Task inputs Block Start

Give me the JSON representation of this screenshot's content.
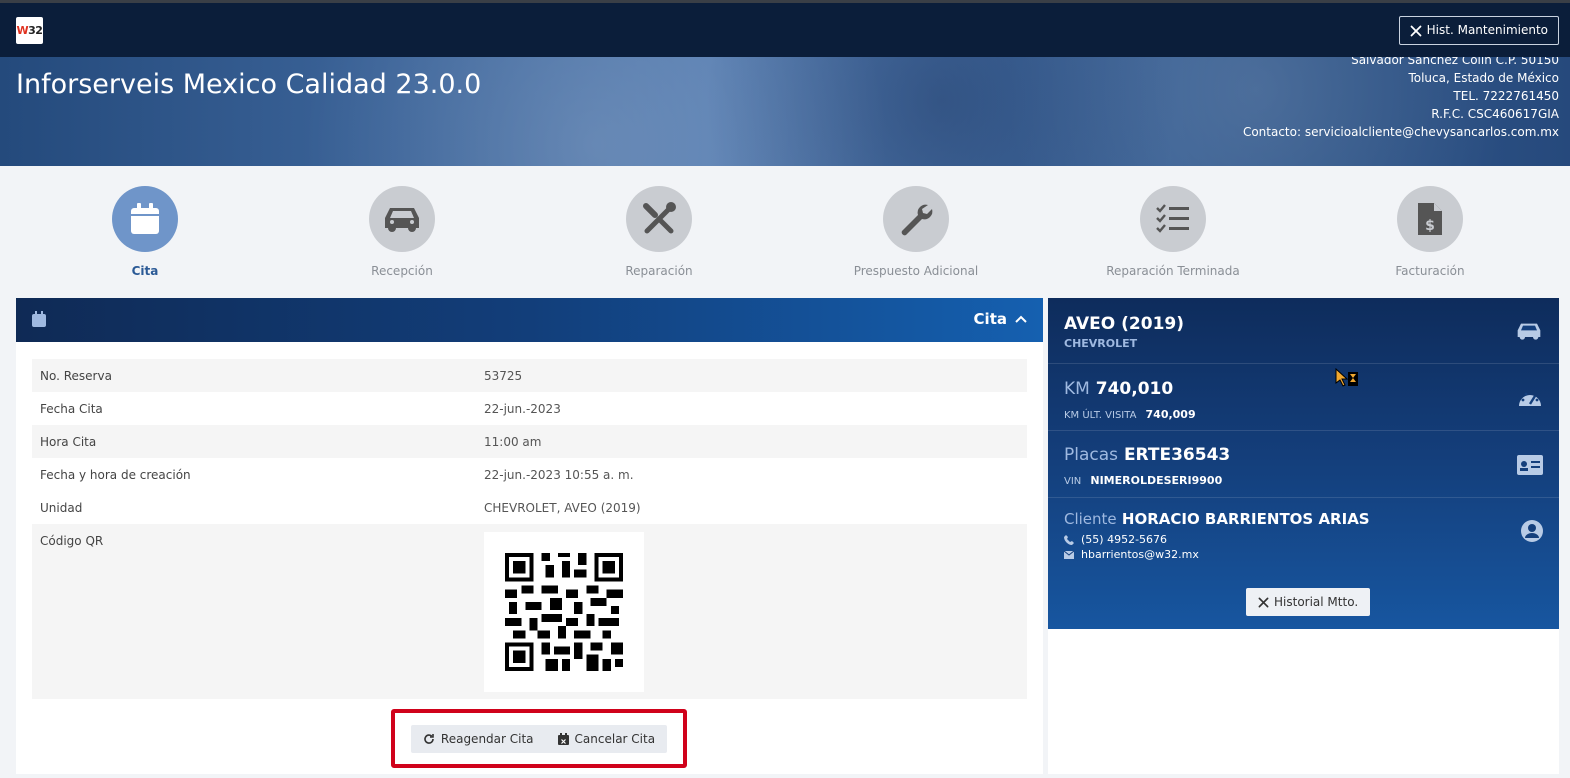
{
  "topbar": {
    "logo_prefix": "W",
    "logo_suffix": "32",
    "hist_button": "Hist. Mantenimiento"
  },
  "banner": {
    "title": "Inforserveis Mexico Calidad 23.0.0",
    "company_lines": [
      "Salvador Sánchez Colín C.P. 50150",
      "Toluca, Estado de México",
      "TEL. 7222761450",
      "R.F.C. CSC460617GIA",
      "Contacto: servicioalcliente@chevysancarlos.com.mx"
    ]
  },
  "steps": [
    {
      "label": "Cita",
      "icon": "calendar-icon",
      "active": true
    },
    {
      "label": "Recepción",
      "icon": "car-icon",
      "active": false
    },
    {
      "label": "Reparación",
      "icon": "tools-icon",
      "active": false
    },
    {
      "label": "Prespuesto Adicional",
      "icon": "wrench-icon",
      "active": false
    },
    {
      "label": "Reparación Terminada",
      "icon": "checklist-icon",
      "active": false
    },
    {
      "label": "Facturación",
      "icon": "invoice-icon",
      "active": false
    }
  ],
  "cita": {
    "title": "Cita",
    "rows": [
      {
        "key": "No. Reserva",
        "value": "53725"
      },
      {
        "key": "Fecha Cita",
        "value": "22-jun.-2023"
      },
      {
        "key": "Hora Cita",
        "value": "11:00 am"
      },
      {
        "key": "Fecha y hora de creación",
        "value": "22-jun.-2023 10:55 a. m."
      },
      {
        "key": "Unidad",
        "value": "CHEVROLET, AVEO (2019)"
      }
    ],
    "qr_label": "Código QR",
    "reagendar": "Reagendar Cita",
    "cancelar": "Cancelar Cita"
  },
  "vehicle": {
    "model": "AVEO (2019)",
    "brand": "CHEVROLET",
    "km_label": "KM",
    "km_value": "740,010",
    "km_last_label": "KM ÚLT. VISITA",
    "km_last_value": "740,009",
    "plates_label": "Placas",
    "plates_value": "ERTE36543",
    "vin_label": "VIN",
    "vin_value": "NIMEROLDESERI9900",
    "client_label": "Cliente",
    "client_name": "HORACIO BARRIENTOS ARIAS",
    "phone": "(55) 4952-5676",
    "email": "hbarrientos@w32.mx",
    "historial_button": "Historial Mtto."
  },
  "colors": {
    "navbar": "#0b1e3a",
    "active_step": "#6f95c9",
    "inactive_step": "#c9ccd1",
    "highlight_border": "#d0021b"
  }
}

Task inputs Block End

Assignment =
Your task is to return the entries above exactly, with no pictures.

Worked solution =
Give me the JSON representation of this screenshot's content.
{
  "topbar": {
    "logo_prefix": "W",
    "logo_suffix": "32",
    "hist_button": "Hist. Mantenimiento"
  },
  "banner": {
    "title": "Inforserveis Mexico Calidad 23.0.0",
    "company_lines": [
      "Salvador Sánchez Colín C.P. 50150",
      "Toluca, Estado de México",
      "TEL. 7222761450",
      "R.F.C. CSC460617GIA",
      "Contacto: servicioalcliente@chevysancarlos.com.mx"
    ]
  },
  "steps": [
    {
      "label": "Cita",
      "icon": "calendar-icon",
      "active": true
    },
    {
      "label": "Recepción",
      "icon": "car-icon",
      "active": false
    },
    {
      "label": "Reparación",
      "icon": "tools-icon",
      "active": false
    },
    {
      "label": "Prespuesto Adicional",
      "icon": "wrench-icon",
      "active": false
    },
    {
      "label": "Reparación Terminada",
      "icon": "checklist-icon",
      "active": false
    },
    {
      "label": "Facturación",
      "icon": "invoice-icon",
      "active": false
    }
  ],
  "cita": {
    "title": "Cita",
    "rows": [
      {
        "key": "No. Reserva",
        "value": "53725"
      },
      {
        "key": "Fecha Cita",
        "value": "22-jun.-2023"
      },
      {
        "key": "Hora Cita",
        "value": "11:00 am"
      },
      {
        "key": "Fecha y hora de creación",
        "value": "22-jun.-2023 10:55 a. m."
      },
      {
        "key": "Unidad",
        "value": "CHEVROLET, AVEO (2019)"
      }
    ],
    "qr_label": "Código QR",
    "reagendar": "Reagendar Cita",
    "cancelar": "Cancelar Cita"
  },
  "vehicle": {
    "model": "AVEO (2019)",
    "brand": "CHEVROLET",
    "km_label": "KM",
    "km_value": "740,010",
    "km_last_label": "KM ÚLT. VISITA",
    "km_last_value": "740,009",
    "plates_label": "Placas",
    "plates_value": "ERTE36543",
    "vin_label": "VIN",
    "vin_value": "NIMEROLDESERI9900",
    "client_label": "Cliente",
    "client_name": "HORACIO BARRIENTOS ARIAS",
    "phone": "(55) 4952-5676",
    "email": "hbarrientos@w32.mx",
    "historial_button": "Historial Mtto."
  },
  "colors": {
    "navbar": "#0b1e3a",
    "active_step": "#6f95c9",
    "inactive_step": "#c9ccd1",
    "highlight_border": "#d0021b"
  }
}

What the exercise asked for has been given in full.